### Data provided
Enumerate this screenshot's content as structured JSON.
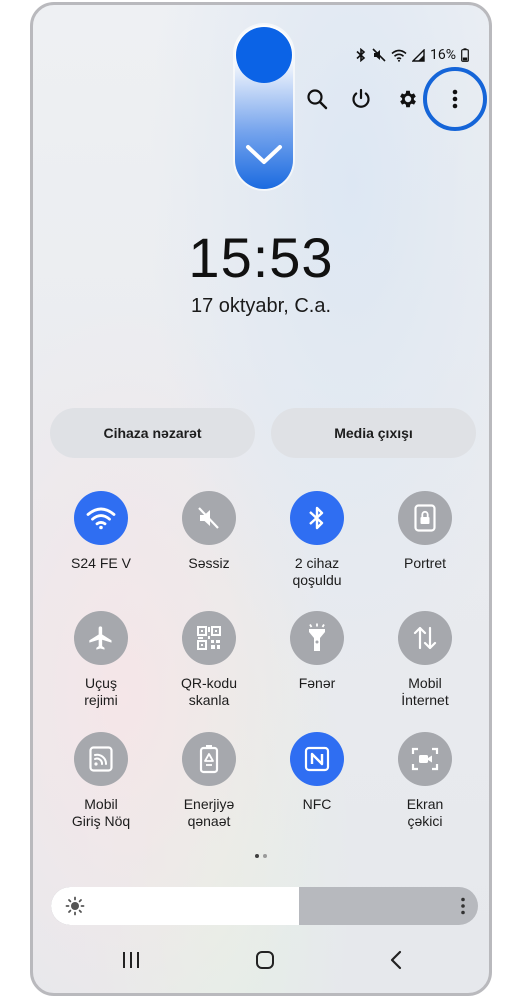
{
  "status_bar": {
    "battery": "16%",
    "icons": [
      "bluetooth-icon",
      "mute-icon",
      "wifi-icon",
      "signal-icon",
      "battery-icon"
    ]
  },
  "top_icons": [
    "search-icon",
    "power-icon",
    "settings-gear-icon",
    "more-options-icon"
  ],
  "clock": {
    "time": "15:53",
    "date": "17 oktyabr, C.a."
  },
  "buttons": {
    "device_control": "Cihaza nəzarət",
    "media_output": "Media çıxışı"
  },
  "tiles": [
    {
      "label": "S24 FE V",
      "icon": "wifi-icon",
      "on": true
    },
    {
      "label": "Səssiz",
      "icon": "mute-icon",
      "on": false
    },
    {
      "label": "2 cihaz qoşuldu",
      "icon": "bluetooth-icon",
      "on": true
    },
    {
      "label": "Portret",
      "icon": "portrait-lock-icon",
      "on": false
    },
    {
      "label": "Uçuş rejimi",
      "icon": "airplane-icon",
      "on": false
    },
    {
      "label": "QR-kodu skanla",
      "icon": "qr-code-icon",
      "on": false
    },
    {
      "label": "Fənər",
      "icon": "flashlight-icon",
      "on": false
    },
    {
      "label": "Mobil İnternet",
      "icon": "mobile-data-icon",
      "on": false
    },
    {
      "label": "Mobil Giriş Nöq",
      "icon": "hotspot-icon",
      "on": false
    },
    {
      "label": "Enerjiyə qənaət",
      "icon": "power-saving-icon",
      "on": false
    },
    {
      "label": "NFC",
      "icon": "nfc-icon",
      "on": true
    },
    {
      "label": "Ekran çəkici",
      "icon": "screen-recorder-icon",
      "on": false
    }
  ],
  "brightness": {
    "level": 0.58
  },
  "colors": {
    "accent": "#2f6ef2",
    "highlight": "#1565d8",
    "tile_off": "#a6a8ad"
  }
}
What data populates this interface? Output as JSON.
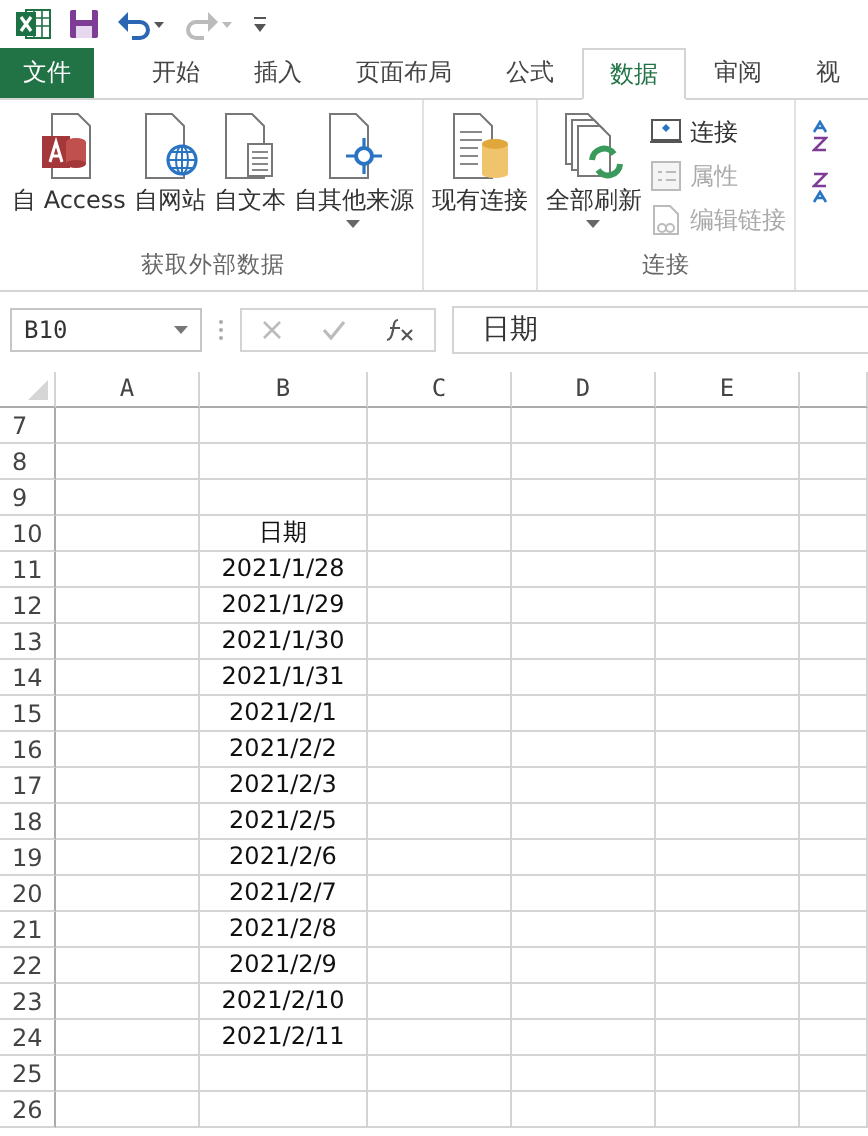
{
  "tabs": [
    {
      "label": "文件",
      "kind": "file",
      "selected": false
    },
    {
      "label": "开始",
      "kind": "tab",
      "selected": false
    },
    {
      "label": "插入",
      "kind": "tab",
      "selected": false
    },
    {
      "label": "页面布局",
      "kind": "tab",
      "selected": false
    },
    {
      "label": "公式",
      "kind": "tab",
      "selected": false
    },
    {
      "label": "数据",
      "kind": "tab",
      "selected": true
    },
    {
      "label": "审阅",
      "kind": "tab",
      "selected": false
    },
    {
      "label": "视",
      "kind": "tab",
      "selected": false
    }
  ],
  "ribbon": {
    "groups": [
      {
        "label": "获取外部数据",
        "buttons": [
          {
            "label": "自 Access",
            "kind": "access",
            "dropdown": false
          },
          {
            "label": "自网站",
            "kind": "web",
            "dropdown": false
          },
          {
            "label": "自文本",
            "kind": "text",
            "dropdown": false
          },
          {
            "label": "自其他来源",
            "kind": "other",
            "dropdown": true
          }
        ]
      },
      {
        "buttons": [
          {
            "label": "现有连接",
            "kind": "existing",
            "dropdown": false
          }
        ]
      },
      {
        "label": "连接",
        "buttons": [
          {
            "label": "全部刷新",
            "kind": "refresh",
            "dropdown": true
          }
        ],
        "small_buttons": [
          {
            "label": "连接",
            "kind": "connections",
            "disabled": false
          },
          {
            "label": "属性",
            "kind": "properties",
            "disabled": true
          },
          {
            "label": "编辑链接",
            "kind": "links",
            "disabled": true
          }
        ]
      }
    ]
  },
  "name_box": "B10",
  "formula": "日期",
  "columns": [
    "A",
    "B",
    "C",
    "D",
    "E"
  ],
  "rows": [
    {
      "number": "7"
    },
    {
      "number": "8"
    },
    {
      "number": "9"
    },
    {
      "number": "10",
      "b": "日期"
    },
    {
      "number": "11",
      "b": "2021/1/28"
    },
    {
      "number": "12",
      "b": "2021/1/29"
    },
    {
      "number": "13",
      "b": "2021/1/30"
    },
    {
      "number": "14",
      "b": "2021/1/31"
    },
    {
      "number": "15",
      "b": "2021/2/1"
    },
    {
      "number": "16",
      "b": "2021/2/2"
    },
    {
      "number": "17",
      "b": "2021/2/3"
    },
    {
      "number": "18",
      "b": "2021/2/5"
    },
    {
      "number": "19",
      "b": "2021/2/6"
    },
    {
      "number": "20",
      "b": "2021/2/7"
    },
    {
      "number": "21",
      "b": "2021/2/8"
    },
    {
      "number": "22",
      "b": "2021/2/9"
    },
    {
      "number": "23",
      "b": "2021/2/10"
    },
    {
      "number": "24",
      "b": "2021/2/11"
    },
    {
      "number": "25"
    },
    {
      "number": "26"
    }
  ]
}
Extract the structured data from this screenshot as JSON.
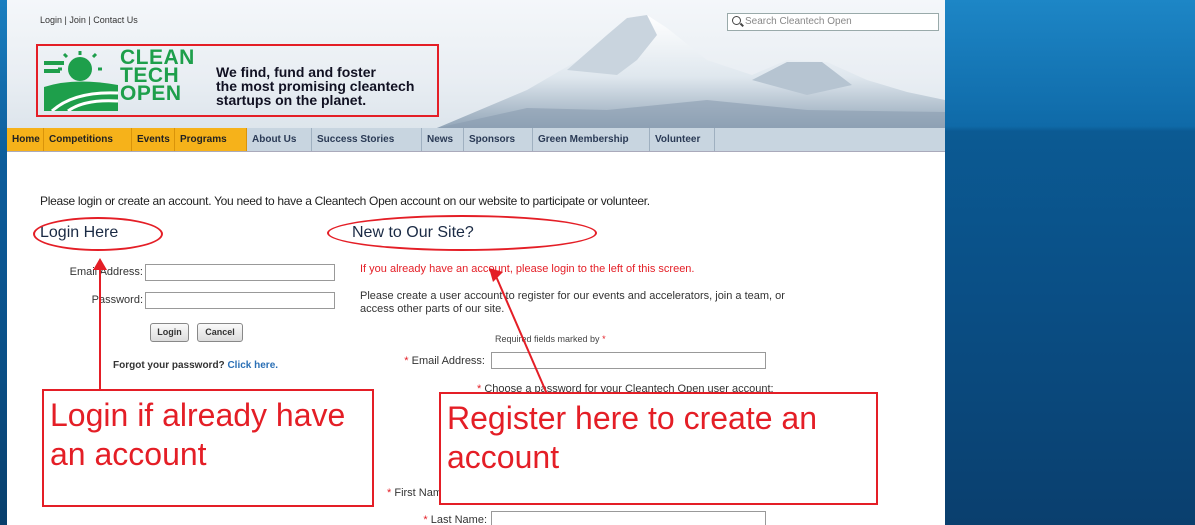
{
  "header": {
    "top_links": "Login | Join | Contact Us",
    "search_placeholder": "Search Cleantech Open",
    "logo_lines": [
      "CLEAN",
      "TECH",
      "OPEN"
    ],
    "tagline": [
      "We find, fund and foster",
      "the most promising cleantech",
      "startups on the planet."
    ]
  },
  "nav": [
    {
      "label": "Home",
      "highlight": true
    },
    {
      "label": "Competitions",
      "highlight": true
    },
    {
      "label": "Events",
      "highlight": true
    },
    {
      "label": "Programs",
      "highlight": true
    },
    {
      "label": "About Us",
      "highlight": false
    },
    {
      "label": "Success Stories",
      "highlight": false
    },
    {
      "label": "News",
      "highlight": false
    },
    {
      "label": "Sponsors",
      "highlight": false
    },
    {
      "label": "Green Membership",
      "highlight": false
    },
    {
      "label": "Volunteer",
      "highlight": false
    }
  ],
  "intro": "Please login or create an account. You need to have a Cleantech Open account on our website to participate or volunteer.",
  "login": {
    "heading": "Login Here",
    "email_label": "Email Address:",
    "password_label": "Password:",
    "login_button": "Login",
    "cancel_button": "Cancel",
    "forgot_text": "Forgot your password?",
    "forgot_link": "Click here."
  },
  "register": {
    "heading": "New to Our Site?",
    "warning": "If you already have an account, please login to the left of this screen.",
    "description": "Please create a user account to register for our events and accelerators, join a team, or access other parts of our site.",
    "required_note": "Required fields marked by",
    "email_label": "Email Address:",
    "password_note": "Choose a password for your Cleantech Open user account:",
    "first_name_label": "First Name:",
    "last_name_label": "Last Name:"
  },
  "callouts": {
    "login": "Login if already have an account",
    "register": "Register here to create an account"
  },
  "colors": {
    "accent_red": "#e41e26",
    "nav_highlight": "#f6b21a",
    "brand_green": "#1e9f4b",
    "link_blue": "#2a6fb5"
  }
}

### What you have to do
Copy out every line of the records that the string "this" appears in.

### Answer below
Enumerate this screenshot's content as structured JSON.
What data populates this interface? Output as JSON.
Extract the structured data from this screenshot as JSON.
    "warning": "If you already have an account, please login to the left of this screen.",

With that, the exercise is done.